The peso weakened 0.4 percent to 12.9478 per dollar at 2:12 p.m. in New York, extending its drop this year to 0.6 percent.
Barclays predicts the economy will expand 2.5 percent this year, the weakest pace since it shrank 6.2 percent in 2009 and below the 2.9 percent forecast by analysts in a Bloomberg survey. JPMorgan predicts GDP will climb 2.8 percent this year. Mexico’s 1.7 percent annual growth in the past five years is about half the rate in Brazil.
Pena Nieto said in an interview in London last month the passage of education and telecommunications bills earlier this year and the formation of an alliance between the country’s leading political parties signals there’s momentum to adopt more reforms.
He said his administration will send bills to overhaul energy and tax policies to lawmakers when regular congressional sessions resume in September. The 46-year-old former State of Mexico governor said he’s confident the so-called Pact for Mexico alliance between his ruling Institutional Revolutionary Party, or PRI, the opposition National Action Party, known as the PAN, and Democratic Revolution Party, or PRD, will ensure the energy bill is approved by Congress before year-end.
Mexico is seeking to attract capital for deep-water and shale deposits found in the past decade as reserves dwindle in Cantarell, the 1976 oil discovery that ranked among the world’s largest. Mexican law prohibits Pemex, as Petroleos Mexicanos is known, from profit-sharing agreements with other companies for exploration, extraction and refining.
“Pemex would benefit from competition,” Moreira said at today’s conference. “There is nothing more efficient to make a company more competitive than to have competition.”
Pemex, the source of funds for about a third of Mexico’s federal budget, was founded after Mexico expropriated assets from U.K. and U.S. companies and changed its constitution to assert control over its energy resources in 1938.
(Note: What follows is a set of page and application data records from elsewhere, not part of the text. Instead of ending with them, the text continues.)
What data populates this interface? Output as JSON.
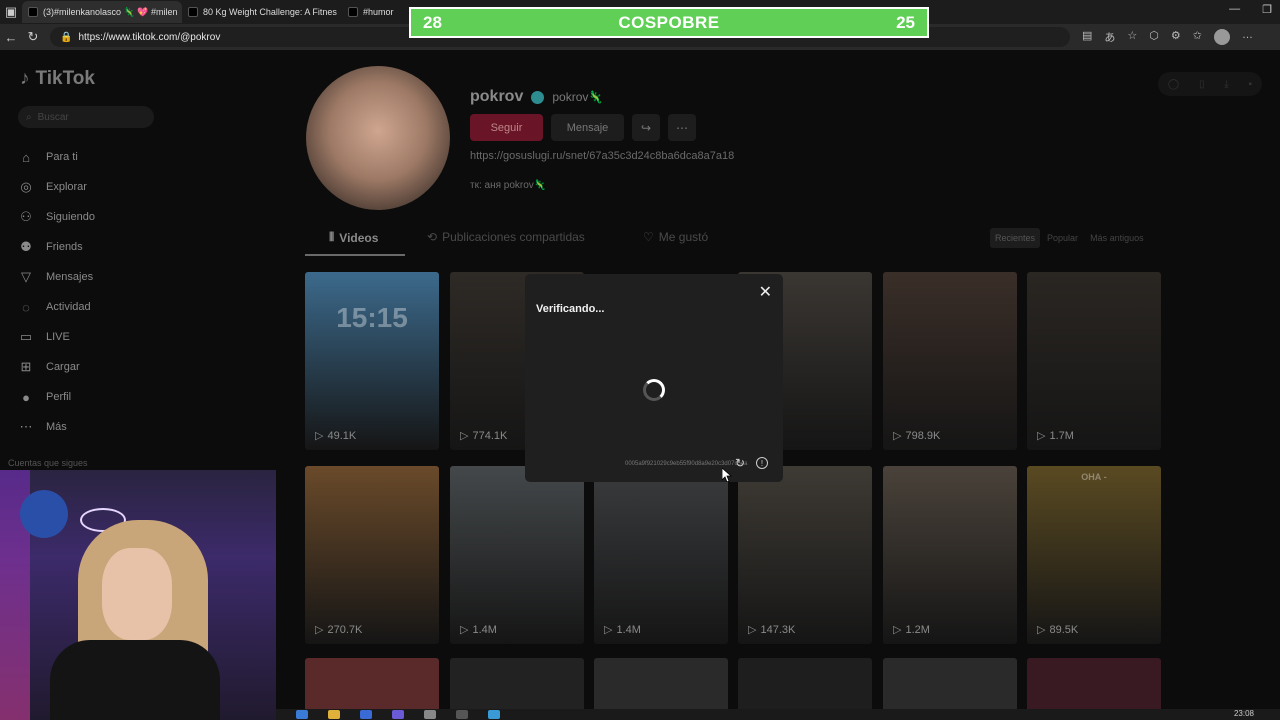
{
  "browser": {
    "tabs": [
      {
        "label": "(3)#milenkanolasco 🦎 💖 #milen",
        "active": true
      },
      {
        "label": "80 Kg Weight Challenge: A Fitnes",
        "active": false
      },
      {
        "label": "#humor",
        "active": false
      }
    ],
    "url": "https://www.tiktok.com/@pokrov"
  },
  "banner": {
    "left_score": "28",
    "title": "COSPOBRE",
    "right_score": "25",
    "color": "#5fcf55"
  },
  "sidebar": {
    "logo": "TikTok",
    "search_placeholder": "Buscar",
    "items": [
      {
        "label": "Para ti",
        "icon": "home-icon"
      },
      {
        "label": "Explorar",
        "icon": "compass-icon"
      },
      {
        "label": "Siguiendo",
        "icon": "user-follow-icon"
      },
      {
        "label": "Friends",
        "icon": "friends-icon"
      },
      {
        "label": "Mensajes",
        "icon": "message-icon"
      },
      {
        "label": "Actividad",
        "icon": "bell-icon"
      },
      {
        "label": "LIVE",
        "icon": "live-icon"
      },
      {
        "label": "Cargar",
        "icon": "upload-icon"
      },
      {
        "label": "Perfil",
        "icon": "profile-icon"
      },
      {
        "label": "Más",
        "icon": "more-icon"
      }
    ],
    "section_label": "Cuentas que sigues"
  },
  "profile": {
    "username": "pokrov",
    "nickname": "pokrov🦎",
    "follow_label": "Seguir",
    "message_label": "Mensaje",
    "link": "https://gosuslugi.ru/snet/67a35c3d24c8ba6dca8a7a18",
    "bio": "тк: аня pokrov🦎"
  },
  "profile_tabs": [
    {
      "label": "Videos",
      "active": true
    },
    {
      "label": "Publicaciones compartidas",
      "active": false
    },
    {
      "label": "Me gustó",
      "active": false
    }
  ],
  "sort_options": [
    {
      "label": "Recientes",
      "active": true
    },
    {
      "label": "Popular",
      "active": false
    },
    {
      "label": "Más antiguos",
      "active": false
    }
  ],
  "videos_row1": [
    {
      "views": "49.1K",
      "overlay": "15:15",
      "color": "#3c6a8c"
    },
    {
      "views": "774.1K",
      "overlay": "",
      "color": "#2e2a26"
    },
    {
      "views": "",
      "overlay": "",
      "color": "#1a1a1a"
    },
    {
      "views": "",
      "overlay": "",
      "color": "#3a3632"
    },
    {
      "views": "798.9K",
      "overlay": "",
      "color": "#3a2e28"
    },
    {
      "views": "1.7M",
      "overlay": "",
      "color": "#2a2622"
    }
  ],
  "videos_row2": [
    {
      "views": "270.7K",
      "overlay": "",
      "color": "#6a4a2a"
    },
    {
      "views": "1.4M",
      "overlay": "",
      "color": "#44484a"
    },
    {
      "views": "1.4M",
      "overlay": "",
      "color": "#3a3c3e"
    },
    {
      "views": "147.3K",
      "overlay": "",
      "color": "#3e3a34"
    },
    {
      "views": "1.2M",
      "overlay": "",
      "color": "#4a423a"
    },
    {
      "views": "89.5K",
      "overlay": "ОНА -",
      "color": "#5a4a22"
    }
  ],
  "modal": {
    "title": "Verificando...",
    "code": "0005a9f921029c9eb55f90d8a9e20c3d07c5ea"
  },
  "taskbar": {
    "time": "23:08"
  }
}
While Pena Nieto hasn’t said whether his energy law proposal would require amending the constitution, Juan Molinar Horcasitas, a spokesman for the opposition PAN party, said July 8 the party is set to push for changes to the country’s charter. Mexico City’s former mayor, Marcelo Ebrard, has said his opposition PRD party should “strongly” oppose Pena Nieto’s oil plan, which would have state-owned Pemex develop certain fields, with others being tapped by foreign and private companies.
‘Eve’ of Reform
Optimism over legal changes is helping push up growth expectations for next year to 4 percent, according to the median estimate of economists surveyed by Bloomberg, with Mexico forecast to expand more than Brazil for a fourth year. A pick-up in the U.S. economy and passage of new laws will boost investment in Mexico while falling commodity prices won’t hurt the nation as much as Brazil, according to Citigroup Inc.
“We are on the eve of a narrative-changing constitutional reform in energy,” Morgan Stanley’s Newman said today.
Mexico’s energy reform “has already started” and international companies are preparing capital for potential investment, Guido Cerini, managing director at Credit Suisse, said today at the conference.
“When you go to Mexico, for the first time ever, you have the feeling that something will happen,” Cerini said.